▶ _Data extract_:
--*--

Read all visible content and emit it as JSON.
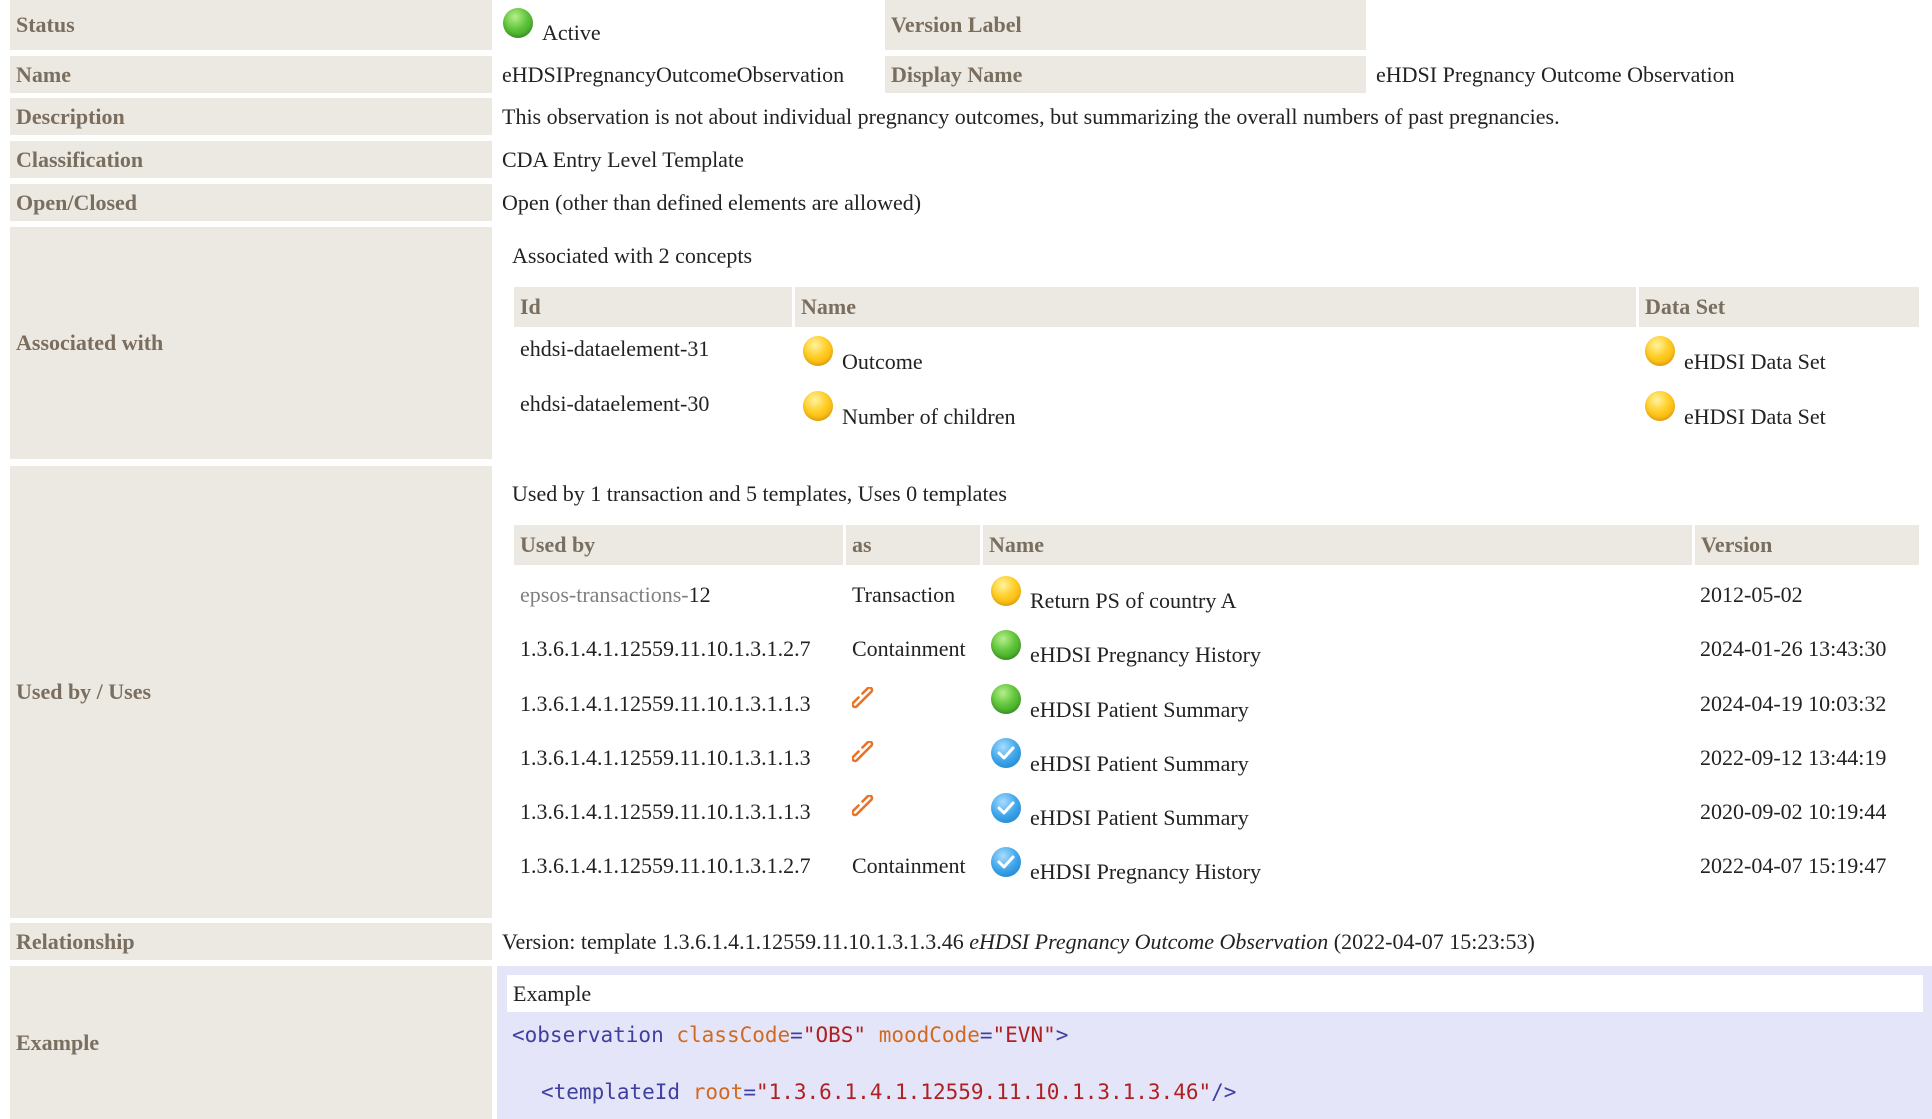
{
  "status": {
    "label": "Status",
    "value": "Active",
    "version_label": "Version Label"
  },
  "name": {
    "label": "Name",
    "value": "eHDSIPregnancyOutcomeObservation",
    "display_name_label": "Display Name",
    "display_name_value": "eHDSI Pregnancy Outcome Observation"
  },
  "description": {
    "label": "Description",
    "value": "This observation is not about individual pregnancy outcomes, but summarizing the overall numbers of past pregnancies."
  },
  "classification": {
    "label": "Classification",
    "value": "CDA Entry Level Template"
  },
  "open_closed": {
    "label": "Open/Closed",
    "value": "Open (other than defined elements are allowed)"
  },
  "associated": {
    "label": "Associated with",
    "summary": "Associated with 2 concepts",
    "headers": [
      "Id",
      "Name",
      "Data Set"
    ],
    "rows": [
      {
        "id": "ehdsi-dataelement-31",
        "name": "Outcome",
        "dataset": "eHDSI Data Set"
      },
      {
        "id": "ehdsi-dataelement-30",
        "name": "Number of children",
        "dataset": "eHDSI Data Set"
      }
    ]
  },
  "used_by": {
    "label": "Used by / Uses",
    "summary": "Used by 1 transaction and 5 templates, Uses 0 templates",
    "headers": [
      "Used by",
      "as",
      "Name",
      "Version"
    ],
    "rows": [
      {
        "used_by_prefix": "epsos-transactions-",
        "used_by": "12",
        "as": "Transaction",
        "status": "draft",
        "name": "Return PS of country A",
        "version": "2012-05-02"
      },
      {
        "used_by_prefix": "",
        "used_by": "1.3.6.1.4.1.12559.11.10.1.3.1.2.7",
        "as": "Containment",
        "status": "active",
        "name": "eHDSI Pregnancy History",
        "version": "2024-01-26 13:43:30"
      },
      {
        "used_by_prefix": "",
        "used_by": "1.3.6.1.4.1.12559.11.10.1.3.1.1.3",
        "as": "",
        "as_icon": "link-icon",
        "status": "active",
        "name": "eHDSI Patient Summary",
        "version": "2024-04-19 10:03:32"
      },
      {
        "used_by_prefix": "",
        "used_by": "1.3.6.1.4.1.12559.11.10.1.3.1.1.3",
        "as": "",
        "as_icon": "link-icon",
        "status": "final",
        "name": "eHDSI Patient Summary",
        "version": "2022-09-12 13:44:19"
      },
      {
        "used_by_prefix": "",
        "used_by": "1.3.6.1.4.1.12559.11.10.1.3.1.1.3",
        "as": "",
        "as_icon": "link-icon",
        "status": "final",
        "name": "eHDSI Patient Summary",
        "version": "2020-09-02 10:19:44"
      },
      {
        "used_by_prefix": "",
        "used_by": "1.3.6.1.4.1.12559.11.10.1.3.1.2.7",
        "as": "Containment",
        "status": "final",
        "name": "eHDSI Pregnancy History",
        "version": "2022-04-07 15:19:47"
      }
    ]
  },
  "relationship": {
    "label": "Relationship",
    "prefix": "Version: template 1.3.6.1.4.1.12559.11.10.1.3.1.3.46 ",
    "title": "eHDSI Pregnancy Outcome Observation",
    "suffix": " (2022-04-07 15:23:53)"
  },
  "example": {
    "label": "Example",
    "title": "Example",
    "line1": {
      "open": "<observation",
      "attr1": "classCode",
      "eq1": "=",
      "val1": "\"OBS\"",
      "attr2": "moodCode",
      "eq2": "=",
      "val2": "\"EVN\"",
      "close": ">"
    },
    "line2": {
      "open": "<templateId",
      "attr1": "root",
      "eq1": "=",
      "val1": "\"1.3.6.1.4.1.12559.11.10.1.3.1.3.46\"",
      "close": "/>"
    }
  },
  "colors": {
    "label_bg": "#ece9e3",
    "label_text": "#7a6e5f",
    "example_bg": "#e4e5f8",
    "status_active": "#5fc43a",
    "status_draft": "#ffcc22",
    "status_final": "#3ea6ea"
  }
}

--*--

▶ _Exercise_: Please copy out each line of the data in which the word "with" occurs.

▶ _Written solution_:
    "label": "Associated with",
    "summary": "Associated with 2 concepts",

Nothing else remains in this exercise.